City: Boston, MA

Style: Strong mayor-council

Population: 636,479

Budget: $2.7 billion

Salary: $175,000

Employees: Approx. 17,000

Raymond Thomas Rybak (Class of '78)*

City: Minneapolis, MN

Style: Weak mayor-council

Population: 392,880

Budget: $1.01 billion (2013)

Salary: $105,568 (2013)

*Rybek served as mayor from January 1, 2002-- January 2, 2014

Mike Rawlings (class of '76)

City: Dallas

Style: Council-manager

Population: 1.24 million

Budget: $2.7 billion

Salary: $60,000

Employees: Approx. 12,500 people

*Dallas city manager, AC Gonzalez, makes $400,000 a year.


Boston is far and away the biggest city in New England, but here, we look at the largest city in each New England state plus Boston’s next-door neighbor- Cambridge.

Predictably, Walsh is the top earner among his fellow New England mayors, but one surprise is that Bridgeport, Conn. Mayor Bill Finch, while not quite nipping at his heels, is in the ballpark. This despite the fact that Bridgeport is a quarter of the size of Boston, has about 20 percent of its budget and far fewer employees. Bridgeport is, however, America's third richest city, according to USA Today.

Following the trend of city managers earning more than mayors, Portland, Maine City Manager Mark Ress' $146,598 salary is higher than that of mayor Angel Taveras of Providence, a city two-and-a-half times larger than Portland. Taveras took a 10 percent pay cut a few years back as he leveled across the board cuts to pull Providence back from the brink of bankruptcy, but even if he didn't, Rees would still have him beat. Cambridge City Manager Richard Rossi’s $330,000 salary is almost twice that of Boston Mayor Marty Walsh.


Mayor: Martin Walsh

Style: Strong mayor-council

Population: 636,479

Budget: $2.7 billion

Salary: $175,000

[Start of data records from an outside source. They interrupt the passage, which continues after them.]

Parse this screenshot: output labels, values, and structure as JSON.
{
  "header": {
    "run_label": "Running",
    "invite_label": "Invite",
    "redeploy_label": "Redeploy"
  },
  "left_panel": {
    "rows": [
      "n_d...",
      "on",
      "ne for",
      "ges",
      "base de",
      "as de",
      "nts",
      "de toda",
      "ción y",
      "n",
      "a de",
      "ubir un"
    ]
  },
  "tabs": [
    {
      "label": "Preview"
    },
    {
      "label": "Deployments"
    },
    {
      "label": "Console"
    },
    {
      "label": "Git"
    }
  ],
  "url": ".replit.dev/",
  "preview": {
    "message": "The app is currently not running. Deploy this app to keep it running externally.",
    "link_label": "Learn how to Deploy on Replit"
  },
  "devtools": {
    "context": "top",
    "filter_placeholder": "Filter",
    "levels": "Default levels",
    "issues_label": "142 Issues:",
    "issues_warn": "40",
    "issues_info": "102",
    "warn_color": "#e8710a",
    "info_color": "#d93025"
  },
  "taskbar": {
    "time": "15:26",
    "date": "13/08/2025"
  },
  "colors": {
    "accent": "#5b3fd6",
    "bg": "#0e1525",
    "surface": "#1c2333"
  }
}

Employees: 17,000

Providence, RI

Mayor: Angel Taveras

Style: Mayor-council

Population: 178,432

Budget: $662 million (including schools)

Salary: $112,500

Employees (including schools): 5,723

Bridgeport, Conn.

Mayor: Bill Finch

Style: Mayor-council

Population: 146,425

Budget: $500 million

Salary: $132,459

Employees: 1,500

Manchester, N.H.

Mayor: Ted Gatsas

Style: Strong mayor (Mayor is also the chair of the board of alderman and the board of the school committee)

Population: 110,209

Budget (including schools): $158 Million

Salary: $68,000

Employees (including schools): 2,500

Cambridge, Mass.

Mayor: David Maher

Style: Council-manager (Mayor is selected by the council from among themselves and serves as the chair of the council and school committee)

Population: 106,471

Budget (including schools): $507 million

Salary: $112,293*

Employees (including schools): 2,771

*City Manager Richard Rossi earns $330,000 a year

Portland, Maine

Mayor: Michael Brennan

Population: 66,214

Style: Council-manager

Budget (including schools): $311.5 million

Salary: $67,041*

Employees (including schools): 2,585

*City Manager Mark Rees earns $146,598 a year

CORRECTION: An earlier version of this post listed Henrietta Davis as the mayor of Cambridge. The current mayor of Cambridge is David Maher